CAPTCHA is an acronym for "Completely Automated Public Turing test to tell Computers and Humans Apart". Websites often use CAPTCHA for anti-spam verification to make sure responses are being generated by an actual person and not a computer “bot”.
In practice, CAPTCHA consists of a simple test that the site can grade to assess if the respondent is a real person. These tests have to be difficult enough to stump a computer, but easy enough for most people to pass. This can sometimes present accessibility issues, because “most people” includes people with disabilities.
The most commonly used CAPTCHA present distorted text for the user to interpret. This can block people with visual disabilities because their screen readers can’t read it. (Remember that a computer not being able to discern the text is the whole point of a CAPTCHA).
Another alternative is audio CAPTCHA, to assure human verification is accessible to the blind and other visually impaired people. This then presents difficulties for a person with a hearing disability.
Our favorite type is logical CAPTCHA, providing logic-based questions instead of distorted images or audio to validate the user. For example simple math CAPTCHA can work as long as the numbers are not images, e.g. “2+2=?” Other options ask simple text-based logical question. Logical CAPTCHA is generally most accessible, allowing more people to receive all the information they need to be able to pass the test and use the website.
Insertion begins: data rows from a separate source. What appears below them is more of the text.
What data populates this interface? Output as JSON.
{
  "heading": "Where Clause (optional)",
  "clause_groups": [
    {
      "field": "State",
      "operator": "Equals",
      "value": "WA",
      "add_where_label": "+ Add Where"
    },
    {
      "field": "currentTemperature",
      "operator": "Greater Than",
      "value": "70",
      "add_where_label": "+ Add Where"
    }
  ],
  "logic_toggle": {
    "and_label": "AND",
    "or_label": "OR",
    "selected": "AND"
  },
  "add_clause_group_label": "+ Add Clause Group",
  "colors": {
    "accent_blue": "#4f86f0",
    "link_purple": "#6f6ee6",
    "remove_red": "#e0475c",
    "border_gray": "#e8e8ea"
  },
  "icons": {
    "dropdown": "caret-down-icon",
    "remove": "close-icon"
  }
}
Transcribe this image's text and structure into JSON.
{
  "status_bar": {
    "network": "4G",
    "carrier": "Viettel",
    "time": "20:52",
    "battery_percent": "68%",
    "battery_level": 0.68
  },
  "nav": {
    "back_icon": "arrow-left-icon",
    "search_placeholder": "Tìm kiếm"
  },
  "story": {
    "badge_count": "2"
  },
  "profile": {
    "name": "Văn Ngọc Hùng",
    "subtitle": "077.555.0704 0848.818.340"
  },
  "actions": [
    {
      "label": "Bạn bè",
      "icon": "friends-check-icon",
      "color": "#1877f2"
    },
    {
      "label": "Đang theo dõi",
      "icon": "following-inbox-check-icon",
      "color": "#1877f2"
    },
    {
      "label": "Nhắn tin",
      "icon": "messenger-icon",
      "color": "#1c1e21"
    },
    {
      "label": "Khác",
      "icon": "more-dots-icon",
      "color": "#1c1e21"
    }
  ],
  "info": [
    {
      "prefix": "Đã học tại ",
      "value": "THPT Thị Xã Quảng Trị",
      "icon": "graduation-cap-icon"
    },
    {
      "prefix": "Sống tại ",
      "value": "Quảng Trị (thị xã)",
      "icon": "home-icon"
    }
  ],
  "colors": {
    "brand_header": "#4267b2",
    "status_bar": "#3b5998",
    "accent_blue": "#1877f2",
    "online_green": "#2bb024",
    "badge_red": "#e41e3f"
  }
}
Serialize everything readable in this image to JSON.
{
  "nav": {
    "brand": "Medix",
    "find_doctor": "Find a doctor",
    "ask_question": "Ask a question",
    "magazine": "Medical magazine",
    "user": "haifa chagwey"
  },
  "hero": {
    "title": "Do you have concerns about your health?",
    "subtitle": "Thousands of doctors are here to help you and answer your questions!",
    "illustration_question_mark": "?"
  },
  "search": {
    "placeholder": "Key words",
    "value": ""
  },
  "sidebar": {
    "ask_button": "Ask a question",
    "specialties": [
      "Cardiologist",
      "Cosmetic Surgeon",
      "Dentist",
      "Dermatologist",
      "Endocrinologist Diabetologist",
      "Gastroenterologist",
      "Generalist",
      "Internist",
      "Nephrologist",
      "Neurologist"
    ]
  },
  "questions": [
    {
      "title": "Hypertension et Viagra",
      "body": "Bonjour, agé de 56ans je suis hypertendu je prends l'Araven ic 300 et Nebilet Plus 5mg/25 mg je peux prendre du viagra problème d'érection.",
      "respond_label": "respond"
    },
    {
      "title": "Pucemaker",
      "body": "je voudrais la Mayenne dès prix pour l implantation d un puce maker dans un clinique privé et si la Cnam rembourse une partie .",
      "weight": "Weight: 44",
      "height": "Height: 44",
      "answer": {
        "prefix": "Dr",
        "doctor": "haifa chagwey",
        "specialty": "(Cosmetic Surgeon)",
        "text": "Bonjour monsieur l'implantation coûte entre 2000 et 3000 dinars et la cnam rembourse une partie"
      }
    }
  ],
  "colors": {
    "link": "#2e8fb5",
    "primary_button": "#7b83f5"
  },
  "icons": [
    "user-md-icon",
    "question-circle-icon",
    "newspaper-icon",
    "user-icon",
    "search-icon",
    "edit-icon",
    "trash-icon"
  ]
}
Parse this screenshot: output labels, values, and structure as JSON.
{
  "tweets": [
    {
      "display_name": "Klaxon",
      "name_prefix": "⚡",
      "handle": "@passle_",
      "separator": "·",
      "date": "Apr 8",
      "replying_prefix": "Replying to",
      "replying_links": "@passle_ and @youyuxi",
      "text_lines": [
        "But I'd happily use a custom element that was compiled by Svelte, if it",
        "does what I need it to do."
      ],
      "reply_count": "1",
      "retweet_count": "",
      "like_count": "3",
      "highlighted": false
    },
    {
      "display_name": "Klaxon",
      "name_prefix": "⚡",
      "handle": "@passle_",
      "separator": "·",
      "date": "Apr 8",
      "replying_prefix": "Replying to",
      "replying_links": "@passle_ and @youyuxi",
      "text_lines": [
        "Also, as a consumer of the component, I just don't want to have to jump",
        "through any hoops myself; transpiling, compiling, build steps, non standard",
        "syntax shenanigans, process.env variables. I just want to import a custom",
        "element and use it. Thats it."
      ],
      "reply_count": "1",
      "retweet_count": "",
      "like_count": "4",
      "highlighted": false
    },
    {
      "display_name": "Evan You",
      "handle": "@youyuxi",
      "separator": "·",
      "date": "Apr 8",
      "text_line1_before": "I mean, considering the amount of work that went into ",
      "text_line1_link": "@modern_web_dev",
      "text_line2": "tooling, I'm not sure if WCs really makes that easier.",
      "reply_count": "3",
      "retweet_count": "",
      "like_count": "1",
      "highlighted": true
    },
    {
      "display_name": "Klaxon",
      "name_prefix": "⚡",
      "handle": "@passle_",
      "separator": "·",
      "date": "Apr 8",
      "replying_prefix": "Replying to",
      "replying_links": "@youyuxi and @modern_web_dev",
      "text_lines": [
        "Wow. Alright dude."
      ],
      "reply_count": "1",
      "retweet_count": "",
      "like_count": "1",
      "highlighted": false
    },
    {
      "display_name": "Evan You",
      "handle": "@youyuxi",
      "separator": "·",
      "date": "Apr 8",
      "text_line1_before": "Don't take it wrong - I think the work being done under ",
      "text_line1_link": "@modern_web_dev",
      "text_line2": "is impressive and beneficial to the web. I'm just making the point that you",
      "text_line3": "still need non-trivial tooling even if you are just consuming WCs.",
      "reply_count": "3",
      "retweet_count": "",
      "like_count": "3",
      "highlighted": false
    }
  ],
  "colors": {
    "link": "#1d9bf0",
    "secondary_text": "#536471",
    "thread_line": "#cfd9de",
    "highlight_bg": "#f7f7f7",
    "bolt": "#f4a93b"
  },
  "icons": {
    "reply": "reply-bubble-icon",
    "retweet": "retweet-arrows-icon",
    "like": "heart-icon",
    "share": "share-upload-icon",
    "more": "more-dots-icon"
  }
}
If you are using a system to develop your website, just search for “accessible captcha” and the name of your tool, and you should find some options. Also some web-development platforms have automatic ways to check for spam that occur in the background and don’t require any user interface.